Getting into an accident can be a scary experience, but it is worse when you get hurt using something you thought was safe. Whether it is driving a car, firing up a new lawn mower, using a new kitchen appliance, or playing with your child’s new toy, you expect the product you bought to be well made and safe to handle. But this is not always the case. There are products that are created and manufactured in such a way that they put people who use them in danger. From large to small items, defective products can lead to serious injuries. If you suffered an injury due to a dangerous product and now you have medical expenses and lost wages, do not wait to call the skilled Charlotte personal injury attorneys of Ted A. Greve & Associates. We have experience in product liability cases and can help you determine the person or business at fault and recover damages in order to move on with your life.
Product Defects Can Lead to Injuries
All you have to do is look at the product recalls posted by the U.S. Consumer Product Safety Commission to understand that almost anything can be a dangerous product if it designed or made incorrectly. At the end of July, Loot Crate, Inc. recalled Marvel Thanos Infinity Gauntlet oven mitts. Why? Because despite being oven mitts, these products lacked thermal protection leading to burn hazards. About 360,000 products were sold in the U.S. and Canada, and there were 241 reports of burn injuries.
Another example of a dangerous defective product is the E. Mishan & Sons, Inc. UComfy Neck and Shoulder Heat Wrap. About 10,000 units were sold in the U.S., and there were 16 reports of the heat wraps overheating. Three of these instances led to burns. A product that is supposed to bring comfort and relief could lead to an injury without the person doing anything wrong.
Going to Court Due to a Product-Related Injury
It is not enough to claim a product was defective and it led to your injuries. If you wish to negotiate an insurance settlement or take the party responsible for your injuries to court, you will need to understand the type of defect the product had and who was ultimately responsible for that defect. The person or company who caused that defect may be the party you have to take to court – and it may not be who you initially thought. It is best to speak with an attorney regarding defective products so that you can begin an investigation into the exact cause of your injuries and the source of the defect.

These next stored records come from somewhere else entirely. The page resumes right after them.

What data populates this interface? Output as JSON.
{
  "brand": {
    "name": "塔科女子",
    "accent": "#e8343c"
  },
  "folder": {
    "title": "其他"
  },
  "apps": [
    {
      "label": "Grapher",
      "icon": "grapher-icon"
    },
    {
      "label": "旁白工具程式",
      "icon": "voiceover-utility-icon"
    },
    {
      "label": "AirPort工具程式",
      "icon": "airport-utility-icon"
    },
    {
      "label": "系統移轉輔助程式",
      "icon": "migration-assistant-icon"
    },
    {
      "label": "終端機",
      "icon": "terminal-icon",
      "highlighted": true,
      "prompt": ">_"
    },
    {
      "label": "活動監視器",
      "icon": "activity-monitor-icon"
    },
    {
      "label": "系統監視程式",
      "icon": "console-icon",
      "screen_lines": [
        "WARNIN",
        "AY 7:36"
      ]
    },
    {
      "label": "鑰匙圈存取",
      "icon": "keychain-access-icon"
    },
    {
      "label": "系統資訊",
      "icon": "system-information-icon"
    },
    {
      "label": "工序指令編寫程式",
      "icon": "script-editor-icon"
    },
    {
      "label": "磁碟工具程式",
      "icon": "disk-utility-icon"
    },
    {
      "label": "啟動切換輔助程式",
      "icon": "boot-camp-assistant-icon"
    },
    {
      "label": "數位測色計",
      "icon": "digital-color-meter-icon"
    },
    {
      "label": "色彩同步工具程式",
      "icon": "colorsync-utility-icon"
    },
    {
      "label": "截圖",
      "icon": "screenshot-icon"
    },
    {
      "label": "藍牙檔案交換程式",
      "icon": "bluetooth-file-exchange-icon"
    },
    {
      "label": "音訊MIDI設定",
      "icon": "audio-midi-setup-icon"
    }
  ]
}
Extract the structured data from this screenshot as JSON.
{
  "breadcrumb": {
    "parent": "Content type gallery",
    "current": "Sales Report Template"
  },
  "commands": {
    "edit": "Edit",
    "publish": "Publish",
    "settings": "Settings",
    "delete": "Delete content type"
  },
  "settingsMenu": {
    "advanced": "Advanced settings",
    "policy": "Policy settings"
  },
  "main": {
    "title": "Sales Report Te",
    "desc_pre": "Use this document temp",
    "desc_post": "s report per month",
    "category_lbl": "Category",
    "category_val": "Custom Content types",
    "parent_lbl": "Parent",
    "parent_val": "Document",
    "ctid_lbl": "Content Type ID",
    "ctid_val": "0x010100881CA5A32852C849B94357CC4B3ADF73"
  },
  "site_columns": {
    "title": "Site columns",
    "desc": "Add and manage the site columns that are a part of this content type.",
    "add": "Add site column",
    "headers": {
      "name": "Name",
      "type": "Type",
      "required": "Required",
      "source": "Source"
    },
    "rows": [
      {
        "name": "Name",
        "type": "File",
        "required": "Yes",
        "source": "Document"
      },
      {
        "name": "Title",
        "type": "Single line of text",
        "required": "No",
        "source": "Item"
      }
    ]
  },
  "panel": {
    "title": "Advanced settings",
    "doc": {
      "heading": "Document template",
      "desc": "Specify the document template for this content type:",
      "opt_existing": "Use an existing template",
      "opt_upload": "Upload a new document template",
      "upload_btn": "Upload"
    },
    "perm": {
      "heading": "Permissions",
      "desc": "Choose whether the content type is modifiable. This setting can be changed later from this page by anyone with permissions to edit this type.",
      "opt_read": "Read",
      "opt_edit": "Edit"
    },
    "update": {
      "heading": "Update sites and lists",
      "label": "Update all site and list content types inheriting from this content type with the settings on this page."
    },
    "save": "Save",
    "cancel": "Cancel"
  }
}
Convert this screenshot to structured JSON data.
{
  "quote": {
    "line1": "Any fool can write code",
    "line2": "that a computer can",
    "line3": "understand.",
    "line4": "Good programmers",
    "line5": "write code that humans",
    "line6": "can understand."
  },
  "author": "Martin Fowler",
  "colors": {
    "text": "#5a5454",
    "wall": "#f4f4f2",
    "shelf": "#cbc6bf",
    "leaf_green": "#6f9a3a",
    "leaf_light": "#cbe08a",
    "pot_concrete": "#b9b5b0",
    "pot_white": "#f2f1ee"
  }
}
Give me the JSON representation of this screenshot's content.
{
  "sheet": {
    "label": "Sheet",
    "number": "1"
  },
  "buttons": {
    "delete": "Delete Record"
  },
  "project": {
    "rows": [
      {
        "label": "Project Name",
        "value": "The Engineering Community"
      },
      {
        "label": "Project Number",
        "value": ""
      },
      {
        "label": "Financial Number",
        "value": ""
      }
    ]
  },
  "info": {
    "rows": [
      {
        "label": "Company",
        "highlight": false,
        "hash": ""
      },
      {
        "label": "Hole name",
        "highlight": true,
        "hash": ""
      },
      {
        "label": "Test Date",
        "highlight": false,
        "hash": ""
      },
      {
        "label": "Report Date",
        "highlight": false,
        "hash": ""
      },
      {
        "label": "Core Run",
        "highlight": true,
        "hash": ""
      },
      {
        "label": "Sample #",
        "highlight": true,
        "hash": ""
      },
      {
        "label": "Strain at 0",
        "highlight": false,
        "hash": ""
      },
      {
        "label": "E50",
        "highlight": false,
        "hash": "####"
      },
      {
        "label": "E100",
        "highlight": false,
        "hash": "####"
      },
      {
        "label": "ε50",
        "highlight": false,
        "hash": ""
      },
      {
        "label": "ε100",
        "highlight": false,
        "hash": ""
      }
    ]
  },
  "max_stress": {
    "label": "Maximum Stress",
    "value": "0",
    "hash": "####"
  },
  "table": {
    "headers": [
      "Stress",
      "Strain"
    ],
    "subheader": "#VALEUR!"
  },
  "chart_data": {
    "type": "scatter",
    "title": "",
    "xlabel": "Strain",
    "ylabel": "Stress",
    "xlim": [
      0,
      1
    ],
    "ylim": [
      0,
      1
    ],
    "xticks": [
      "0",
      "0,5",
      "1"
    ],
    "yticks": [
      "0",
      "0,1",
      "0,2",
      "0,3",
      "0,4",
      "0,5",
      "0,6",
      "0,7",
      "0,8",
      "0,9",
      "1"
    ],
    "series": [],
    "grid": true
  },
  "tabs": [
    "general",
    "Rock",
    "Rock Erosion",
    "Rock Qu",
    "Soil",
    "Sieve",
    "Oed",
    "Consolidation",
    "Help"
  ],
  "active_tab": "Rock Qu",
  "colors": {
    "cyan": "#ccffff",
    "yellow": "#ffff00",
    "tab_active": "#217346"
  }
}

Types of Defects
There are three types of product defects that can lead to injuries and product liability:
- Manufacturing defect: This may be the defect people most commonly think of when a product is dangerous. In a manufacturing defect, the companies who built or assembled the product did so incorrectly. A product with manufacturing defect is flawed and does not uphold its original design. It ends up being dangerous because it was not made properly. An example of a manufacturing defect may be when a bicycle is built with a bent wheel or a blender is assembled without a key component.
- Design defect: In a manufacturing defect, one or more of products can be defective, making them dangerous. In a design defect, all of the products are inherently dangerous, even when they are made properly. It is the specific design of that product, not how it was created or assembled, that caused the risk of injury to people who use the product. An example of a design defect is when an all-terrain vehicle is poorly balanced and tends to flip over and turns.
- Failure to warn: The last type of defect is not about how the product was designed or made. The product itself may be fine, but the creators or sellers of the product understand that if the product is used in a certain way, it could be harmful. Because they know this, they need to warn consumers about the danger. A failure to warn can come from the manufacturers or sellers not including any information in the packaging for the product or on the product itself. An example of a failure to warn may be that a toy has numerous small parts that detach and could be choking hazards for children.
North Carolina’s Product Liability Law
Every state has its own laws regarding products that cause injury, defining who may be liable based on the circumstances of the situation. Unlike other states, North Carolina does not follow a strict liability theory. Under strict liability, a person or business can be liable for damages without the injured party having to prove fault. In North Carolina, if you were hurt by a product, you must prove the other party’s negligence – this is why it is crucial to understand the type of defect, how it led to your injury, and the party responsible for that defect.
For a manufacturing defect, you will need to show that the product you used was not built or completed based on its design. You must be able to show that there was a flaw – a departure from the design – and that this flaw is what led to your injuries when you tried to put the product to its normal use.
In order to successfully sue a company for defective design, you must prove that the business acted unreasonably in designing the product the way it did and that there was a safer, feasible alternative that could have been used and would not have decreased the usefulness or desirability of the product. This can be a difficult theory to file a lawsuit under, so it is important to work with experienced attorneys.
Claims based on a failure to warn can also be difficult to prove – but never impossible. You will need to show in court that the other party created an unreasonable danger when its product left its possession without adequate warnings or instructions, and any manufacturer should have known that the product posed a substantial risk to users without the proper warnings.
Contact a Charlotte Personal Injury Lawyer
If you were hurt and you believe it was because of a defective product, call the dedicated personal injury legal team in Charlotte, NC at the law office of Ted A. Greve & Associates, P.A. right away. They will get the ball rolling on an investigation immediately and will gather the evidence you need to prove a defect and that this defect is what caused your injuries.